Exercise goal: Copy all records precisely, apart from the pictures.

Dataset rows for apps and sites
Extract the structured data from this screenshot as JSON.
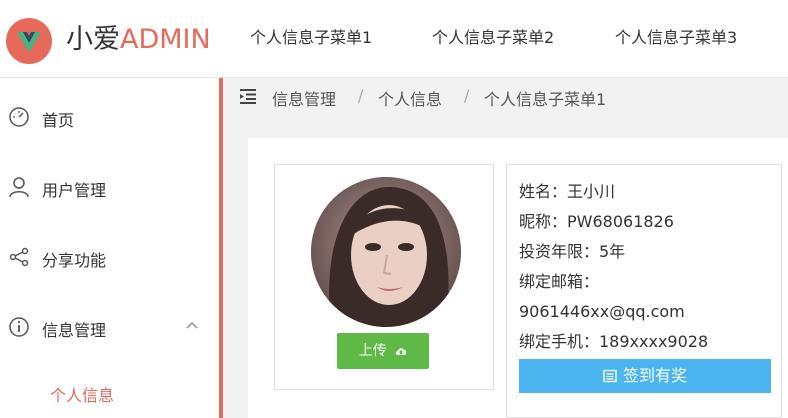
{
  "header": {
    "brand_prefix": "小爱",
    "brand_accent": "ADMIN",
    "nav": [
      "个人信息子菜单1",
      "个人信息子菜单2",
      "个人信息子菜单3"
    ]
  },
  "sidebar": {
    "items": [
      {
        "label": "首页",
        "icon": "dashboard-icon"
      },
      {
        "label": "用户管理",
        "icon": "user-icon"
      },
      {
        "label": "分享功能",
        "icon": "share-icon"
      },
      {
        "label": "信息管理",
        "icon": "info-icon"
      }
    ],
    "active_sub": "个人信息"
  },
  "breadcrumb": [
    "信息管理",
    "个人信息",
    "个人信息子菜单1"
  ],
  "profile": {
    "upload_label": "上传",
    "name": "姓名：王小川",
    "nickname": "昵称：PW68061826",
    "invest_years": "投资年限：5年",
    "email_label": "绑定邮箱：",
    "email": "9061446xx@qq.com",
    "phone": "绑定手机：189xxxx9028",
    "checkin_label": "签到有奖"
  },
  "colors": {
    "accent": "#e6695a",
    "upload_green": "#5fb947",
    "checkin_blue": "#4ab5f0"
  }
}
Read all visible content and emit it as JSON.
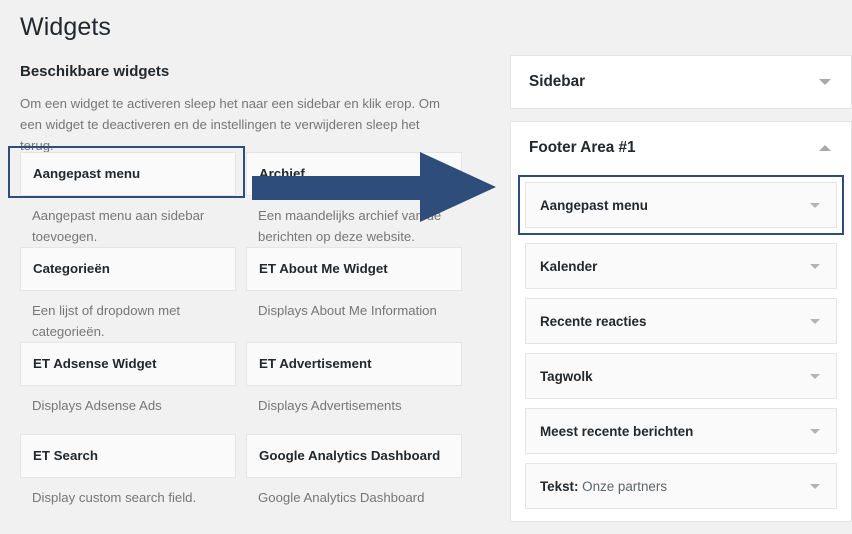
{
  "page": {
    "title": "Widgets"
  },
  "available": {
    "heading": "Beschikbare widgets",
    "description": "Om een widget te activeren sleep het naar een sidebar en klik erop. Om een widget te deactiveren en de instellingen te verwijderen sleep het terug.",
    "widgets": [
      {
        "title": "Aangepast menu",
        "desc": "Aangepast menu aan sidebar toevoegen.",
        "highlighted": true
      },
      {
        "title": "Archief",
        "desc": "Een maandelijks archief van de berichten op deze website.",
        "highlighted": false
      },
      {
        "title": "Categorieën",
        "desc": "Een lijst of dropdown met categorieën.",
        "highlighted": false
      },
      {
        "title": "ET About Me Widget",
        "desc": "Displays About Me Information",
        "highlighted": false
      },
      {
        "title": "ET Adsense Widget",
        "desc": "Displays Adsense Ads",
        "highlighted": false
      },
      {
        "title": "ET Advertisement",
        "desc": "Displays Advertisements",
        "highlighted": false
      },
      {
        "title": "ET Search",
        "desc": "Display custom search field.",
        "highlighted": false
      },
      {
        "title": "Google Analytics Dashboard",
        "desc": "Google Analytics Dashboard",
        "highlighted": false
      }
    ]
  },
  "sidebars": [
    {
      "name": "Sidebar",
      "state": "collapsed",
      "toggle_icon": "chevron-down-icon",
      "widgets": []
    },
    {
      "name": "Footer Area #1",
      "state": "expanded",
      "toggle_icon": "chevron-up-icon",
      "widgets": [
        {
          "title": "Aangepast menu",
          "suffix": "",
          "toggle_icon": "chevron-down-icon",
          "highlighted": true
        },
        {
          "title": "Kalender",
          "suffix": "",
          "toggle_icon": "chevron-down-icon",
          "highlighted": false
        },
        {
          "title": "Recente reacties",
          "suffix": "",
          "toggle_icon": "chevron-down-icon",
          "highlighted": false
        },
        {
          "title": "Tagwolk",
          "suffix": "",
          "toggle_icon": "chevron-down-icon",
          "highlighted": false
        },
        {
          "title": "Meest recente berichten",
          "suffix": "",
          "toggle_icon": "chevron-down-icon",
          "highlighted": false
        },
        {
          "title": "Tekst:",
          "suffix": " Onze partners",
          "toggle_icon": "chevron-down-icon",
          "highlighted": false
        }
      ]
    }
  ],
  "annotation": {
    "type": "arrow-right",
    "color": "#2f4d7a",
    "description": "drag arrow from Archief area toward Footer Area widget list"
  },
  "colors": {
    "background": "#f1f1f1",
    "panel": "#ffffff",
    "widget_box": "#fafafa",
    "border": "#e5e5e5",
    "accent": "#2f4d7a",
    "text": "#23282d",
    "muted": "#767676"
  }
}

Answer for this exercise:
Extract the structured data from this screenshot as JSON.
{
  "header": {
    "brand_prefix": "小爱",
    "brand_accent": "ADMIN",
    "nav": [
      "个人信息子菜单1",
      "个人信息子菜单2",
      "个人信息子菜单3"
    ]
  },
  "sidebar": {
    "items": [
      {
        "label": "首页",
        "icon": "dashboard-icon"
      },
      {
        "label": "用户管理",
        "icon": "user-icon"
      },
      {
        "label": "分享功能",
        "icon": "share-icon"
      },
      {
        "label": "信息管理",
        "icon": "info-icon"
      }
    ],
    "active_sub": "个人信息"
  },
  "breadcrumb": [
    "信息管理",
    "个人信息",
    "个人信息子菜单1"
  ],
  "profile": {
    "upload_label": "上传",
    "name": "姓名：王小川",
    "nickname": "昵称：PW68061826",
    "invest_years": "投资年限：5年",
    "email_label": "绑定邮箱：",
    "email": "9061446xx@qq.com",
    "phone": "绑定手机：189xxxx9028",
    "checkin_label": "签到有奖"
  },
  "colors": {
    "accent": "#e6695a",
    "upload_green": "#5fb947",
    "checkin_blue": "#4ab5f0"
  }
}
Read all visible content and emit it as JSON.
{
  "page": {
    "title": "Widgets"
  },
  "available": {
    "heading": "Beschikbare widgets",
    "description": "Om een widget te activeren sleep het naar een sidebar en klik erop. Om een widget te deactiveren en de instellingen te verwijderen sleep het terug.",
    "widgets": [
      {
        "title": "Aangepast menu",
        "desc": "Aangepast menu aan sidebar toevoegen.",
        "highlighted": true
      },
      {
        "title": "Archief",
        "desc": "Een maandelijks archief van de berichten op deze website.",
        "highlighted": false
      },
      {
        "title": "Categorieën",
        "desc": "Een lijst of dropdown met categorieën.",
        "highlighted": false
      },
      {
        "title": "ET About Me Widget",
        "desc": "Displays About Me Information",
        "highlighted": false
      },
      {
        "title": "ET Adsense Widget",
        "desc": "Displays Adsense Ads",
        "highlighted": false
      },
      {
        "title": "ET Advertisement",
        "desc": "Displays Advertisements",
        "highlighted": false
      },
      {
        "title": "ET Search",
        "desc": "Display custom search field.",
        "highlighted": false
      },
      {
        "title": "Google Analytics Dashboard",
        "desc": "Google Analytics Dashboard",
        "highlighted": false
      }
    ]
  },
  "sidebars": [
    {
      "name": "Sidebar",
      "state": "collapsed",
      "toggle_icon": "chevron-down-icon",
      "widgets": []
    },
    {
      "name": "Footer Area #1",
      "state": "expanded",
      "toggle_icon": "chevron-up-icon",
      "widgets": [
        {
          "title": "Aangepast menu",
          "suffix": "",
          "toggle_icon": "chevron-down-icon",
          "highlighted": true
        },
        {
          "title": "Kalender",
          "suffix": "",
          "toggle_icon": "chevron-down-icon",
          "highlighted": false
        },
        {
          "title": "Recente reacties",
          "suffix": "",
          "toggle_icon": "chevron-down-icon",
          "highlighted": false
        },
        {
          "title": "Tagwolk",
          "suffix": "",
          "toggle_icon": "chevron-down-icon",
          "highlighted": false
        },
        {
          "title": "Meest recente berichten",
          "suffix": "",
          "toggle_icon": "chevron-down-icon",
          "highlighted": false
        },
        {
          "title": "Tekst:",
          "suffix": " Onze partners",
          "toggle_icon": "chevron-down-icon",
          "highlighted": false
        }
      ]
    }
  ],
  "annotation": {
    "type": "arrow-right",
    "color": "#2f4d7a",
    "description": "drag arrow from Archief area toward Footer Area widget list"
  },
  "colors": {
    "background": "#f1f1f1",
    "panel": "#ffffff",
    "widget_box": "#fafafa",
    "border": "#e5e5e5",
    "accent": "#2f4d7a",
    "text": "#23282d",
    "muted": "#767676"
  }
}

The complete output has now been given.